WHAT THE TASK ASKS:
Could you retype the whole listing word for word and drop the images?

GIVEN RECORDS:
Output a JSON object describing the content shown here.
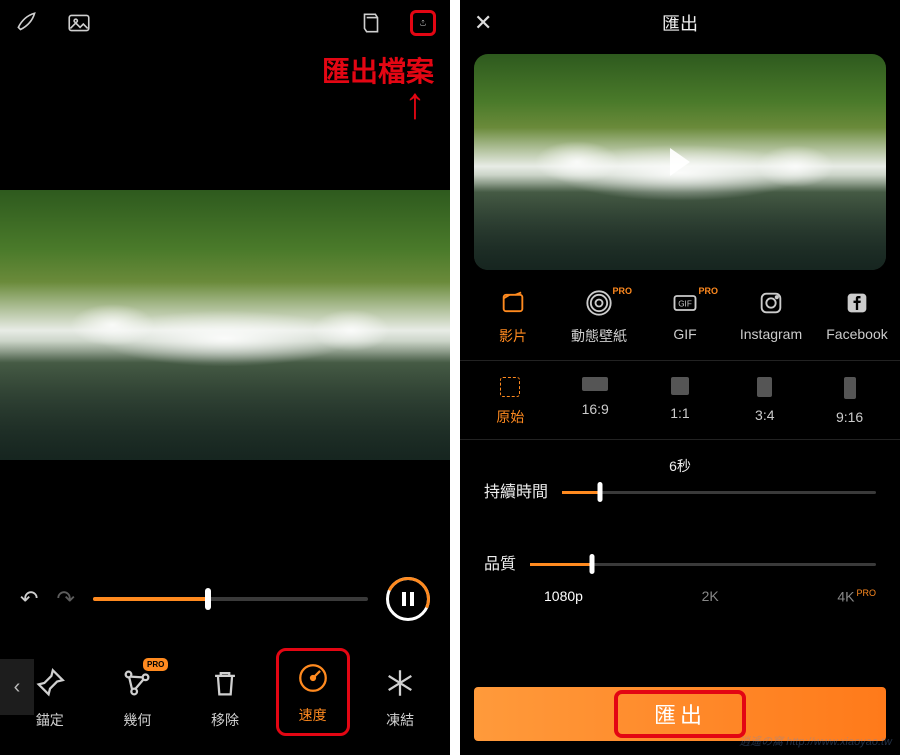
{
  "left": {
    "annotation": "匯出檔案",
    "tools": [
      {
        "key": "anchor",
        "label": "錨定",
        "pro": false,
        "icon": "pin"
      },
      {
        "key": "shape",
        "label": "幾何",
        "pro": true,
        "icon": "shape"
      },
      {
        "key": "remove",
        "label": "移除",
        "pro": false,
        "icon": "trash"
      },
      {
        "key": "speed",
        "label": "速度",
        "pro": false,
        "icon": "speed",
        "active": true,
        "highlight": true
      },
      {
        "key": "freeze",
        "label": "凍結",
        "pro": false,
        "icon": "snow"
      }
    ],
    "slider_percent": 42
  },
  "right": {
    "title": "匯出",
    "formats": [
      {
        "key": "video",
        "label": "影片",
        "pro": false,
        "active": true
      },
      {
        "key": "livewp",
        "label": "動態壁紙",
        "pro": true
      },
      {
        "key": "gif",
        "label": "GIF",
        "pro": true
      },
      {
        "key": "instagram",
        "label": "Instagram",
        "pro": false
      },
      {
        "key": "facebook",
        "label": "Facebook",
        "pro": false
      }
    ],
    "ratios": [
      {
        "key": "orig",
        "label": "原始",
        "active": true
      },
      {
        "key": "169",
        "label": "16:9"
      },
      {
        "key": "11",
        "label": "1:1"
      },
      {
        "key": "34",
        "label": "3:4"
      },
      {
        "key": "916",
        "label": "9:16"
      }
    ],
    "duration": {
      "label": "持續時間",
      "value_label": "6秒",
      "percent": 12
    },
    "quality": {
      "label": "品質",
      "percent": 18,
      "ticks": [
        "1080p",
        "2K",
        "4K"
      ],
      "pro_on": "4K"
    },
    "export_button": "匯出"
  },
  "colors": {
    "accent": "#ff8a1f",
    "highlight": "#e30613"
  },
  "icons": {
    "brush": "brush-icon",
    "image": "image-icon",
    "layers": "layers-icon",
    "export": "export-icon",
    "close": "close-icon",
    "undo": "undo-icon",
    "redo": "redo-icon",
    "pause": "pause-icon",
    "play": "play-icon",
    "chevron": "chevron-left-icon"
  }
}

REPLY TO THE EXERCISE:
Output a JSON object describing the content shown here.
{
  "left": {
    "annotation": "匯出檔案",
    "tools": [
      {
        "key": "anchor",
        "label": "錨定",
        "pro": false,
        "icon": "pin"
      },
      {
        "key": "shape",
        "label": "幾何",
        "pro": true,
        "icon": "shape"
      },
      {
        "key": "remove",
        "label": "移除",
        "pro": false,
        "icon": "trash"
      },
      {
        "key": "speed",
        "label": "速度",
        "pro": false,
        "icon": "speed",
        "active": true,
        "highlight": true
      },
      {
        "key": "freeze",
        "label": "凍結",
        "pro": false,
        "icon": "snow"
      }
    ],
    "slider_percent": 42
  },
  "right": {
    "title": "匯出",
    "formats": [
      {
        "key": "video",
        "label": "影片",
        "pro": false,
        "active": true
      },
      {
        "key": "livewp",
        "label": "動態壁紙",
        "pro": true
      },
      {
        "key": "gif",
        "label": "GIF",
        "pro": true
      },
      {
        "key": "instagram",
        "label": "Instagram",
        "pro": false
      },
      {
        "key": "facebook",
        "label": "Facebook",
        "pro": false
      }
    ],
    "ratios": [
      {
        "key": "orig",
        "label": "原始",
        "active": true
      },
      {
        "key": "169",
        "label": "16:9"
      },
      {
        "key": "11",
        "label": "1:1"
      },
      {
        "key": "34",
        "label": "3:4"
      },
      {
        "key": "916",
        "label": "9:16"
      }
    ],
    "duration": {
      "label": "持續時間",
      "value_label": "6秒",
      "percent": 12
    },
    "quality": {
      "label": "品質",
      "percent": 18,
      "ticks": [
        "1080p",
        "2K",
        "4K"
      ],
      "pro_on": "4K"
    },
    "export_button": "匯出"
  },
  "colors": {
    "accent": "#ff8a1f",
    "highlight": "#e30613"
  },
  "icons": {
    "brush": "brush-icon",
    "image": "image-icon",
    "layers": "layers-icon",
    "export": "export-icon",
    "close": "close-icon",
    "undo": "undo-icon",
    "redo": "redo-icon",
    "pause": "pause-icon",
    "play": "play-icon",
    "chevron": "chevron-left-icon"
  }
}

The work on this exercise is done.